| TASK TO COMPLETE |
No pictures should be carried over. Output all other parts of the entries verbatim.

| GIVEN ENTRIES |

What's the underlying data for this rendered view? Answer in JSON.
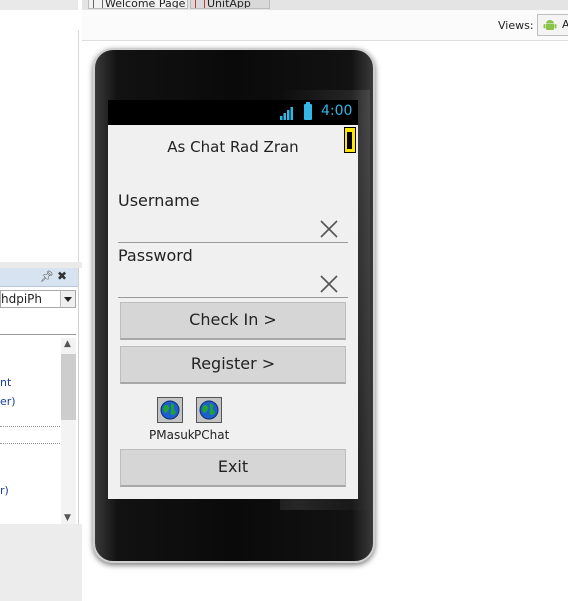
{
  "tabs": [
    {
      "label": "Welcome Page"
    },
    {
      "label": "UnitApp"
    }
  ],
  "toolbar": {
    "views_label": "Views:",
    "views_button_text": "A"
  },
  "side_panel": {
    "combo_value": "hdpiPh",
    "list": [
      "nt",
      "er)",
      "r)"
    ]
  },
  "device": {
    "clock": "4:00",
    "accent_color": "#33b5e5"
  },
  "app": {
    "title": "As Chat Rad Zran",
    "username_label": "Username",
    "username_value": "",
    "password_label": "Password",
    "password_value": "",
    "check_in_button": "Check In >",
    "register_button": "Register >",
    "icon_buttons": [
      {
        "label": "PMasuk",
        "icon": "globe-icon"
      },
      {
        "label": "PChat",
        "icon": "globe-icon"
      }
    ],
    "exit_button": "Exit"
  }
}
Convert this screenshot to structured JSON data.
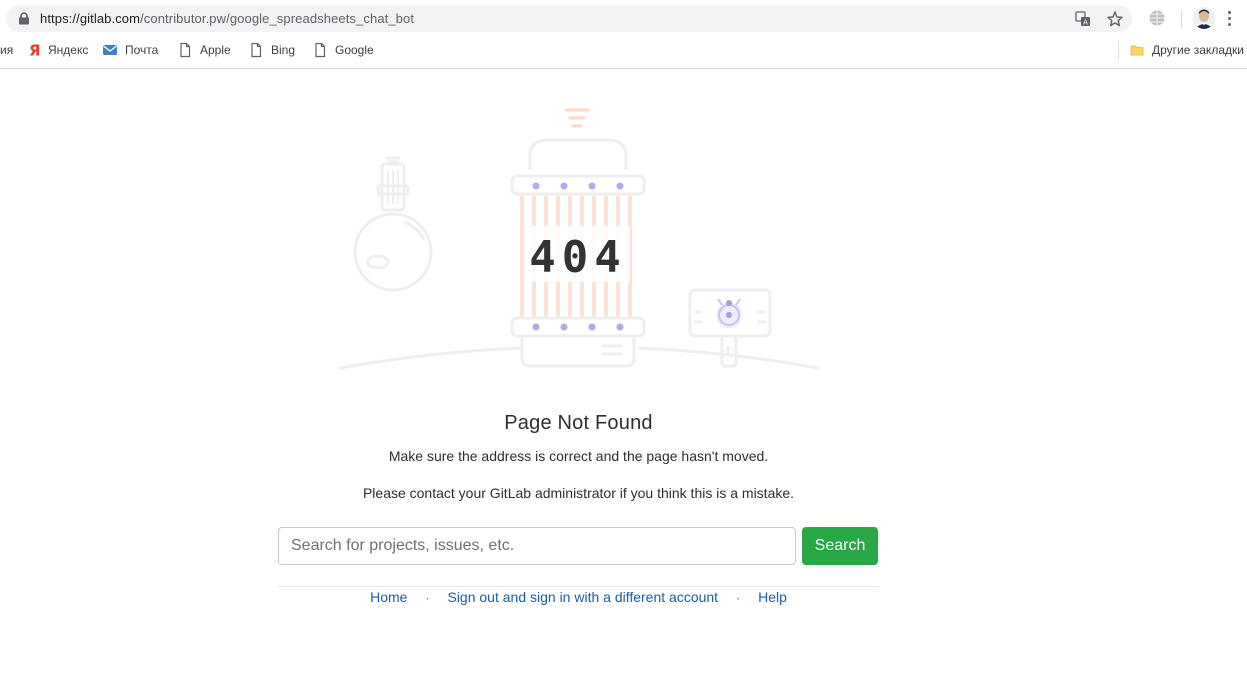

| TASK OUTPUT |
What's the underlying data for this rendered view? Answer in JSON.
{
  "tabs": [
    {
      "label": "Welcome Page"
    },
    {
      "label": "UnitApp"
    }
  ],
  "toolbar": {
    "views_label": "Views:",
    "views_button_text": "A"
  },
  "side_panel": {
    "combo_value": "hdpiPh",
    "list": [
      "nt",
      "er)",
      "r)"
    ]
  },
  "device": {
    "clock": "4:00",
    "accent_color": "#33b5e5"
  },
  "app": {
    "title": "As Chat Rad Zran",
    "username_label": "Username",
    "username_value": "",
    "password_label": "Password",
    "password_value": "",
    "check_in_button": "Check In >",
    "register_button": "Register >",
    "icon_buttons": [
      {
        "label": "PMasuk",
        "icon": "globe-icon"
      },
      {
        "label": "PChat",
        "icon": "globe-icon"
      }
    ],
    "exit_button": "Exit"
  }
}
Convert this screenshot to structured JSON data.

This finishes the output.